Professor David Moore challenged individuals attending the 1997 SIG-ES business meeting with his invited address on Synergy in Statistics Education: Context, Pedagogy, Technology. I am certain that his message is well known to those in ASA's Statistical Education section; his message was welcomed by many attending the address and viewed with skepticism by those who still cling to the old ways of teaching. Professor Moore's talk provided insights into ways that new activities can foster a conceptual understanding of statistics.
SIG-ES welcomes new members from ASA. You do not
need to be a member of AERA to join. The dues for one year
are $4.00, which means that you will be supporting the work of
SIG-ES, receive two newsletters, and the directory of
members. For membership and other information, contact:
7054 Haycock Road
Falls Church, VA 22043-2311
email@example.com. The URL for the SIG-ES home page is: http://seamonkey.ed.asu.edu/~behrens/edstat.sig.home.html.
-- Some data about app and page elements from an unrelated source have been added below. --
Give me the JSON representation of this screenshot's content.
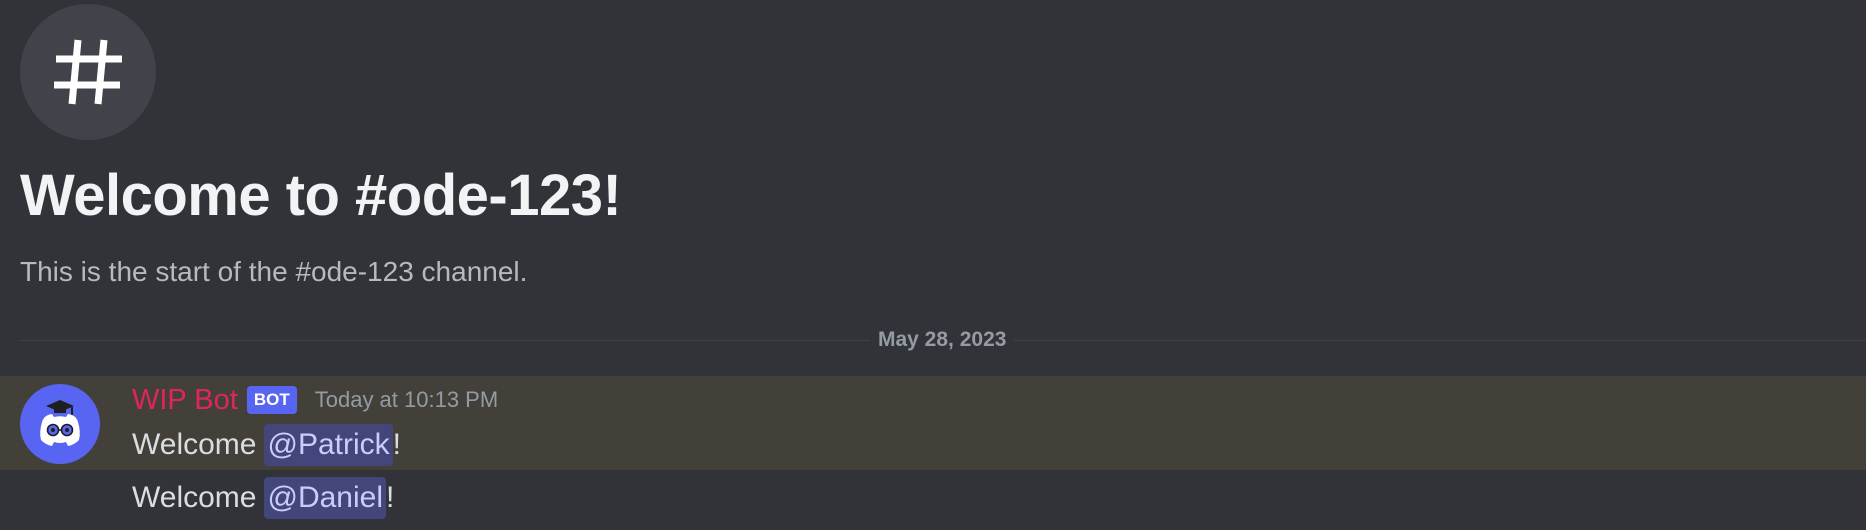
{
  "channel": {
    "icon": "hash-icon",
    "welcome_title": "Welcome to #ode-123!",
    "welcome_subtitle": "This is the start of the #ode-123 channel."
  },
  "date_divider": {
    "label": "May 28, 2023"
  },
  "message_group": {
    "author": {
      "name": "WIP Bot",
      "color": "#e0245e",
      "badge": "BOT",
      "avatar_icon": "discord-bot-avatar-icon"
    },
    "timestamp": "Today at 10:13 PM",
    "messages": [
      {
        "prefix": "Welcome",
        "mention": "@Patrick",
        "suffix": "!"
      },
      {
        "prefix": "Welcome",
        "mention": "@Daniel",
        "suffix": "!"
      }
    ]
  },
  "colors": {
    "background": "#313338",
    "highlighted_message": "#43403a",
    "accent": "#5865f2",
    "mention_bg": "#42467a"
  }
}
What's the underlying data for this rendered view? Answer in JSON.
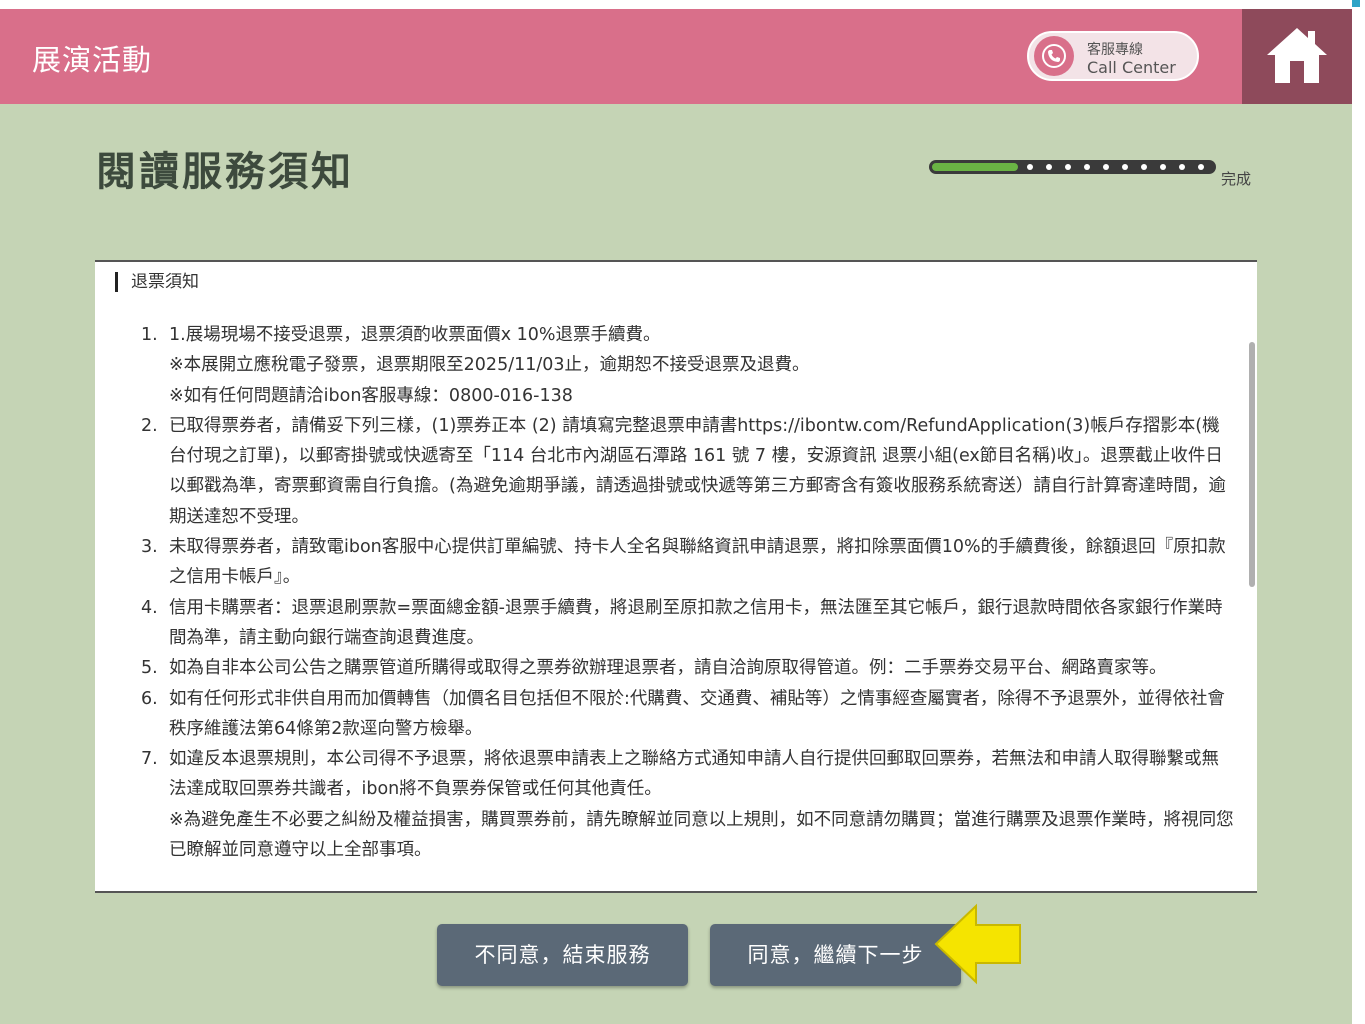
{
  "header": {
    "title": "展演活動",
    "call_center_line1": "客服專線",
    "call_center_line2": "Call Center"
  },
  "page": {
    "title": "閱讀服務須知",
    "progress_label": "完成",
    "progress_fraction": 0.3
  },
  "notice": {
    "heading": "退票須知",
    "items": [
      {
        "num": "1.",
        "lines": [
          "1.展場現場不接受退票，退票須酌收票面價x 10%退票手續費。",
          "※本展開立應稅電子發票，退票期限至2025/11/03止，逾期恕不接受退票及退費。",
          "※如有任何問題請洽ibon客服專線：0800-016-138"
        ]
      },
      {
        "num": "2.",
        "lines": [
          "已取得票券者，請備妥下列三樣，(1)票券正本 (2) 請填寫完整退票申請書https://ibontw.com/RefundApplication(3)帳戶存摺影本(機台付現之訂單)，以郵寄掛號或快遞寄至「114 台北市內湖區石潭路 161 號 7 樓，安源資訊 退票小組(ex節目名稱)收」。退票截止收件日以郵戳為準，寄票郵資需自行負擔。(為避免逾期爭議，請透過掛號或快遞等第三方郵寄含有簽收服務系統寄送）請自行計算寄達時間，逾期送達恕不受理。"
        ]
      },
      {
        "num": "3.",
        "lines": [
          "未取得票券者，請致電ibon客服中心提供訂單編號、持卡人全名與聯絡資訊申請退票，將扣除票面價10%的手續費後，餘額退回『原扣款之信用卡帳戶』。"
        ]
      },
      {
        "num": "4.",
        "lines": [
          "信用卡購票者：退票退刷票款=票面總金額-退票手續費，將退刷至原扣款之信用卡，無法匯至其它帳戶，銀行退款時間依各家銀行作業時間為準，請主動向銀行端查詢退費進度。"
        ]
      },
      {
        "num": "5.",
        "lines": [
          "如為自非本公司公告之購票管道所購得或取得之票券欲辦理退票者，請自洽詢原取得管道。例：二手票券交易平台、網路賣家等。"
        ]
      },
      {
        "num": "6.",
        "lines": [
          "如有任何形式非供自用而加價轉售（加價名目包括但不限於:代購費、交通費、補貼等）之情事經查屬實者，除得不予退票外，並得依社會秩序維護法第64條第2款逕向警方檢舉。"
        ]
      },
      {
        "num": "7.",
        "lines": [
          "如違反本退票規則，本公司得不予退票，將依退票申請表上之聯絡方式通知申請人自行提供回郵取回票券，若無法和申請人取得聯繫或無法達成取回票券共識者，ibon將不負票券保管或任何其他責任。",
          "※為避免產生不必要之糾紛及權益損害，購買票券前，請先瞭解並同意以上規則，如不同意請勿購買；當進行購票及退票作業時，將視同您已瞭解並同意遵守以上全部事項。"
        ]
      }
    ]
  },
  "buttons": {
    "disagree": "不同意，結束服務",
    "agree": "同意，繼續下一步"
  },
  "colors": {
    "header": "#d96f8a",
    "home": "#8e4a5b",
    "background": "#c5d4b5",
    "button": "#5b6977",
    "progress": "#6ab344",
    "arrow": "#f5e400"
  },
  "icons": {
    "call": "phone-icon",
    "home": "home-icon",
    "pointer": "arrow-left-icon"
  }
}
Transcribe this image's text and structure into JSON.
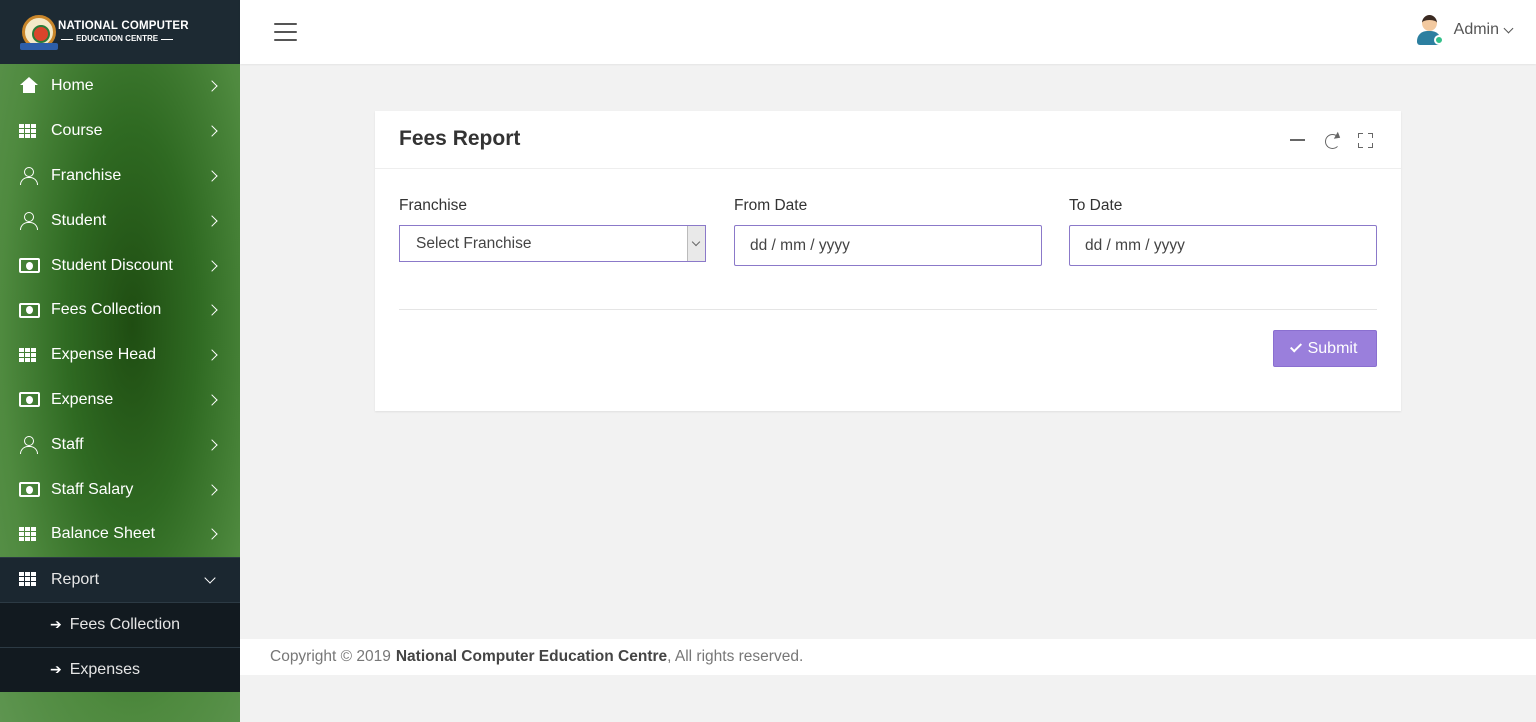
{
  "brand": {
    "line1": "NATIONAL COMPUTER",
    "line2": "EDUCATION CENTRE"
  },
  "sidebar": {
    "items": [
      {
        "label": "Home",
        "icon": "home-icon"
      },
      {
        "label": "Course",
        "icon": "grid-icon"
      },
      {
        "label": "Franchise",
        "icon": "user-icon"
      },
      {
        "label": "Student",
        "icon": "user-icon"
      },
      {
        "label": "Student Discount",
        "icon": "money-icon"
      },
      {
        "label": "Fees Collection",
        "icon": "money-icon"
      },
      {
        "label": "Expense Head",
        "icon": "grid-icon"
      },
      {
        "label": "Expense",
        "icon": "money-icon"
      },
      {
        "label": "Staff",
        "icon": "user-icon"
      },
      {
        "label": "Staff Salary",
        "icon": "money-icon"
      },
      {
        "label": "Balance Sheet",
        "icon": "grid-icon"
      },
      {
        "label": "Report",
        "icon": "grid-icon",
        "expanded": true
      }
    ],
    "report_submenu": [
      {
        "label": "Fees Collection"
      },
      {
        "label": "Expenses"
      }
    ]
  },
  "header": {
    "user_name": "Admin"
  },
  "card": {
    "title": "Fees Report",
    "franchise_label": "Franchise",
    "franchise_selected": "Select Franchise",
    "from_label": "From Date",
    "from_placeholder": "dd / mm / yyyy",
    "to_label": "To Date",
    "to_placeholder": "dd / mm / yyyy",
    "submit_label": "Submit"
  },
  "footer": {
    "prefix": "Copyright © 2019",
    "org": "National Computer Education Centre",
    "suffix": ", All rights reserved."
  },
  "colors": {
    "accent": "#9a7fdc",
    "sidebar_dark": "#1d2a33",
    "sidebar_green": "#4f8a3f"
  }
}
Papers from some of the sessions are available through ERIC Clearinghouse on Assessment and Evaluation (AE). The URL address for tracking ERIC-AE papers from the annual meeting is http://erica2.educ.cua.edu. The complete program for the 1997 AERA annual meeting is available as a fully searchable database at http://www.ed.asu.edu/aera.